Source data START

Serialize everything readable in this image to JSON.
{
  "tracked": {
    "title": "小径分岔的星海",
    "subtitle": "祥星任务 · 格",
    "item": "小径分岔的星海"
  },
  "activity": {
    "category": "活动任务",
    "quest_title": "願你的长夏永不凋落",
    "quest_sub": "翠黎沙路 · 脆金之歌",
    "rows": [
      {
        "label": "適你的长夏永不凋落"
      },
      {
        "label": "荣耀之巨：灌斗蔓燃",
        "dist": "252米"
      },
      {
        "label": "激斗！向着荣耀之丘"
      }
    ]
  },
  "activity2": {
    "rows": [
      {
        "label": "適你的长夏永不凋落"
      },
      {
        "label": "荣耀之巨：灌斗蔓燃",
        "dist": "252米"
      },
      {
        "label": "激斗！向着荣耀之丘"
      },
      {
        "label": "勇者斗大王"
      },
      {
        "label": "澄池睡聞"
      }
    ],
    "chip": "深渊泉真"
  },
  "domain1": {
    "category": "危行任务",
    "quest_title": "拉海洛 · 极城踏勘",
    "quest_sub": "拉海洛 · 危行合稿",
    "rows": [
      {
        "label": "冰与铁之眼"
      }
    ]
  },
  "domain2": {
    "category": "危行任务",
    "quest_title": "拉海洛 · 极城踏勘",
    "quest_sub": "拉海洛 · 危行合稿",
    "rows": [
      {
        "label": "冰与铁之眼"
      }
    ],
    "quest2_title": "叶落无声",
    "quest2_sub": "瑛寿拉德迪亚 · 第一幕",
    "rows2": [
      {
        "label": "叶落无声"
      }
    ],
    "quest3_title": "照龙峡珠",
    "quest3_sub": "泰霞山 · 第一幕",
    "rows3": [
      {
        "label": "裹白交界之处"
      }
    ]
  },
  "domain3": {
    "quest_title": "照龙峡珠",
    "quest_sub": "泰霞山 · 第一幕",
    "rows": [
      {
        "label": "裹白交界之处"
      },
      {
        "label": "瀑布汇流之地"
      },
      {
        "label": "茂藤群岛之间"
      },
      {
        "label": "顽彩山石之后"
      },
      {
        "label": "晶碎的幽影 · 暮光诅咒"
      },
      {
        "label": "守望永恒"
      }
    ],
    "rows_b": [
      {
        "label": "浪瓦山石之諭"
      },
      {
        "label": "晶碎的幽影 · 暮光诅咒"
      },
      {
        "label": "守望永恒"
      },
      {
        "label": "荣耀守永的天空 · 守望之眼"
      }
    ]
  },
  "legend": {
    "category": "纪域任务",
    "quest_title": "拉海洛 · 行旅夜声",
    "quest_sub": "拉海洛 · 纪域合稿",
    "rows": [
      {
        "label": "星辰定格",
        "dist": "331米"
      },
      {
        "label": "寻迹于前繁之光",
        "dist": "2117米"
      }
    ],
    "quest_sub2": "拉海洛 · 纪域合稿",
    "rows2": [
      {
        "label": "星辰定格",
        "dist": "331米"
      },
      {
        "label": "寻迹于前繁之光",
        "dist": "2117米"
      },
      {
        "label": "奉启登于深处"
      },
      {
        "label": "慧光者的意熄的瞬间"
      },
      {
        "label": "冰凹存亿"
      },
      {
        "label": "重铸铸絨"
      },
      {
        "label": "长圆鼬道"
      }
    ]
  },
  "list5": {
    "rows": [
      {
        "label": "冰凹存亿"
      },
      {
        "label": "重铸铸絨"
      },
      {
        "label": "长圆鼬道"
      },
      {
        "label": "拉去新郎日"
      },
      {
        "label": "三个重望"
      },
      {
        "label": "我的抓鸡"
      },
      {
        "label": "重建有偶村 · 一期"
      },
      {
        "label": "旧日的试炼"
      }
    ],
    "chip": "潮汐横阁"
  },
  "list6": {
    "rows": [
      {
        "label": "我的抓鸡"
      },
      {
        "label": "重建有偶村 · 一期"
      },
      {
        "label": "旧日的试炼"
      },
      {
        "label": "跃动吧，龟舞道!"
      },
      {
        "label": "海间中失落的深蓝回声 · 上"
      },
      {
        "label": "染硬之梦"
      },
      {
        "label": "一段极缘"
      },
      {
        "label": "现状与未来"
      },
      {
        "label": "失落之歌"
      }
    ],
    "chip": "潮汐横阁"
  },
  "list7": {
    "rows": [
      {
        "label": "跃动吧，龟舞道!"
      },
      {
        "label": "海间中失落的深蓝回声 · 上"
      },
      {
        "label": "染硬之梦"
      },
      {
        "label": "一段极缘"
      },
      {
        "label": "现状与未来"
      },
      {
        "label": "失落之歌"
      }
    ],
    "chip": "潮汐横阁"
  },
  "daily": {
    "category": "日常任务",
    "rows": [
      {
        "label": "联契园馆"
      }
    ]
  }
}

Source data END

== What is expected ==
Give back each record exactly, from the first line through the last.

== Answer section ==
Serialize everything readable in this image to JSON.
{
  "tracked": {
    "title": "小径分岔的星海",
    "subtitle": "祥星任务 · 格",
    "item": "小径分岔的星海"
  },
  "activity": {
    "category": "活动任务",
    "quest_title": "願你的长夏永不凋落",
    "quest_sub": "翠黎沙路 · 脆金之歌",
    "rows": [
      {
        "label": "適你的长夏永不凋落"
      },
      {
        "label": "荣耀之巨：灌斗蔓燃",
        "dist": "252米"
      },
      {
        "label": "激斗！向着荣耀之丘"
      }
    ]
  },
  "activity2": {
    "rows": [
      {
        "label": "適你的长夏永不凋落"
      },
      {
        "label": "荣耀之巨：灌斗蔓燃",
        "dist": "252米"
      },
      {
        "label": "激斗！向着荣耀之丘"
      },
      {
        "label": "勇者斗大王"
      },
      {
        "label": "澄池睡聞"
      }
    ],
    "chip": "深渊泉真"
  },
  "domain1": {
    "category": "危行任务",
    "quest_title": "拉海洛 · 极城踏勘",
    "quest_sub": "拉海洛 · 危行合稿",
    "rows": [
      {
        "label": "冰与铁之眼"
      }
    ]
  },
  "domain2": {
    "category": "危行任务",
    "quest_title": "拉海洛 · 极城踏勘",
    "quest_sub": "拉海洛 · 危行合稿",
    "rows": [
      {
        "label": "冰与铁之眼"
      }
    ],
    "quest2_title": "叶落无声",
    "quest2_sub": "瑛寿拉德迪亚 · 第一幕",
    "rows2": [
      {
        "label": "叶落无声"
      }
    ],
    "quest3_title": "照龙峡珠",
    "quest3_sub": "泰霞山 · 第一幕",
    "rows3": [
      {
        "label": "裹白交界之处"
      }
    ]
  },
  "domain3": {
    "quest_title": "照龙峡珠",
    "quest_sub": "泰霞山 · 第一幕",
    "rows": [
      {
        "label": "裹白交界之处"
      },
      {
        "label": "瀑布汇流之地"
      },
      {
        "label": "茂藤群岛之间"
      },
      {
        "label": "顽彩山石之后"
      },
      {
        "label": "晶碎的幽影 · 暮光诅咒"
      },
      {
        "label": "守望永恒"
      }
    ],
    "rows_b": [
      {
        "label": "浪瓦山石之諭"
      },
      {
        "label": "晶碎的幽影 · 暮光诅咒"
      },
      {
        "label": "守望永恒"
      },
      {
        "label": "荣耀守永的天空 · 守望之眼"
      }
    ]
  },
  "legend": {
    "category": "纪域任务",
    "quest_title": "拉海洛 · 行旅夜声",
    "quest_sub": "拉海洛 · 纪域合稿",
    "rows": [
      {
        "label": "星辰定格",
        "dist": "331米"
      },
      {
        "label": "寻迹于前繁之光",
        "dist": "2117米"
      }
    ],
    "quest_sub2": "拉海洛 · 纪域合稿",
    "rows2": [
      {
        "label": "星辰定格",
        "dist": "331米"
      },
      {
        "label": "寻迹于前繁之光",
        "dist": "2117米"
      },
      {
        "label": "奉启登于深处"
      },
      {
        "label": "慧光者的意熄的瞬间"
      },
      {
        "label": "冰凹存亿"
      },
      {
        "label": "重铸铸絨"
      },
      {
        "label": "长圆鼬道"
      }
    ]
  },
  "list5": {
    "rows": [
      {
        "label": "冰凹存亿"
      },
      {
        "label": "重铸铸絨"
      },
      {
        "label": "长圆鼬道"
      },
      {
        "label": "拉去新郎日"
      },
      {
        "label": "三个重望"
      },
      {
        "label": "我的抓鸡"
      },
      {
        "label": "重建有偶村 · 一期"
      },
      {
        "label": "旧日的试炼"
      }
    ],
    "chip": "潮汐横阁"
  },
  "list6": {
    "rows": [
      {
        "label": "我的抓鸡"
      },
      {
        "label": "重建有偶村 · 一期"
      },
      {
        "label": "旧日的试炼"
      },
      {
        "label": "跃动吧，龟舞道!"
      },
      {
        "label": "海间中失落的深蓝回声 · 上"
      },
      {
        "label": "染硬之梦"
      },
      {
        "label": "一段极缘"
      },
      {
        "label": "现状与未来"
      },
      {
        "label": "失落之歌"
      }
    ],
    "chip": "潮汐横阁"
  },
  "list7": {
    "rows": [
      {
        "label": "跃动吧，龟舞道!"
      },
      {
        "label": "海间中失落的深蓝回声 · 上"
      },
      {
        "label": "染硬之梦"
      },
      {
        "label": "一段极缘"
      },
      {
        "label": "现状与未来"
      },
      {
        "label": "失落之歌"
      }
    ],
    "chip": "潮汐横阁"
  },
  "daily": {
    "category": "日常任务",
    "rows": [
      {
        "label": "联契园馆"
      }
    ]
  }
}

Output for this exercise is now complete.